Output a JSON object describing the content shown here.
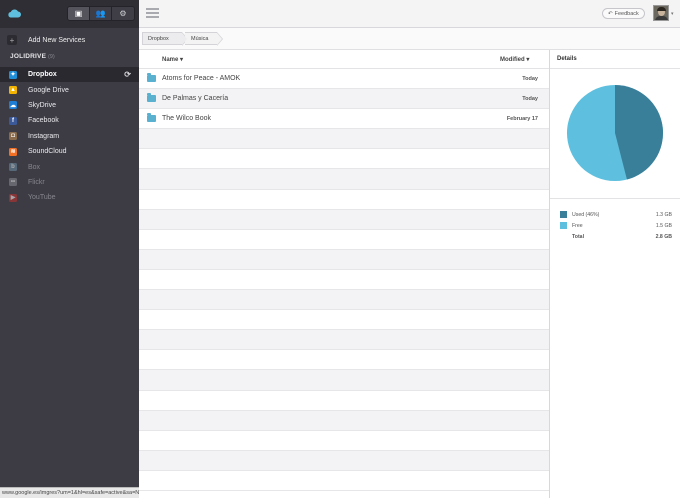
{
  "sidebar": {
    "tabs": [
      {
        "name": "files",
        "icon": "briefcase-icon",
        "glyph": "▣",
        "active": true
      },
      {
        "name": "users",
        "icon": "users-icon",
        "glyph": "👥",
        "active": false
      },
      {
        "name": "settings",
        "icon": "gear-icon",
        "glyph": "⚙",
        "active": false
      }
    ],
    "add_services_label": "Add New Services",
    "add_glyph": "+",
    "section_title": "JOLIDRIVE",
    "section_count": "(9)",
    "services": [
      {
        "label": "Dropbox",
        "color": "#1f8fd8",
        "glyph": "✦",
        "active": true
      },
      {
        "label": "Google Drive",
        "color": "#f2b400",
        "glyph": "▲",
        "active": false
      },
      {
        "label": "SkyDrive",
        "color": "#1e7ed6",
        "glyph": "☁",
        "active": false
      },
      {
        "label": "Facebook",
        "color": "#3b5998",
        "glyph": "f",
        "active": false
      },
      {
        "label": "Instagram",
        "color": "#8a6b4c",
        "glyph": "◘",
        "active": false
      },
      {
        "label": "SoundCloud",
        "color": "#f26f23",
        "glyph": "≋",
        "active": false
      },
      {
        "label": "Box",
        "color": "#6b8ea5",
        "glyph": "b",
        "active": false,
        "disabled": true
      },
      {
        "label": "Flickr",
        "color": "#8b8b93",
        "glyph": "••",
        "active": false,
        "disabled": true
      },
      {
        "label": "YouTube",
        "color": "#c4302b",
        "glyph": "▶",
        "active": false,
        "disabled": true
      }
    ],
    "sync_glyph": "⟳"
  },
  "topbar": {
    "feedback_label": "Feedback",
    "feedback_glyph": "↶",
    "avatar_caret": "▾"
  },
  "breadcrumb": [
    "Dropbox",
    "Música"
  ],
  "files": {
    "col_name": "Name",
    "col_modified": "Modified",
    "sort_glyph": "▾",
    "rows": [
      {
        "name": "Atoms for Peace - AMOK",
        "modified": "Today"
      },
      {
        "name": "De Palmas y Cacería",
        "modified": "Today"
      },
      {
        "name": "The Wilco Book",
        "modified": "February 17"
      }
    ],
    "total_rows": 21
  },
  "details": {
    "title": "Details",
    "used_fraction": 0.46,
    "colors": {
      "used": "#3a7f99",
      "free": "#5ec0de"
    },
    "legend": [
      {
        "label": "Used (46%)",
        "value": "1.3 GB",
        "color": "#3a7f99"
      },
      {
        "label": "Free",
        "value": "1.5 GB",
        "color": "#5ec0de"
      }
    ],
    "total_label": "Total",
    "total_value": "2.8 GB"
  },
  "status_url": "www.google.es/imgres?um=1&hl=es&safe=active&sa=N&biw=1280&bih=9..."
}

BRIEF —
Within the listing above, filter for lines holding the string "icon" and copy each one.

RESPONSE BOX —
        "icon": "briefcase-icon",
        "icon": "users-icon",
        "icon": "gear-icon",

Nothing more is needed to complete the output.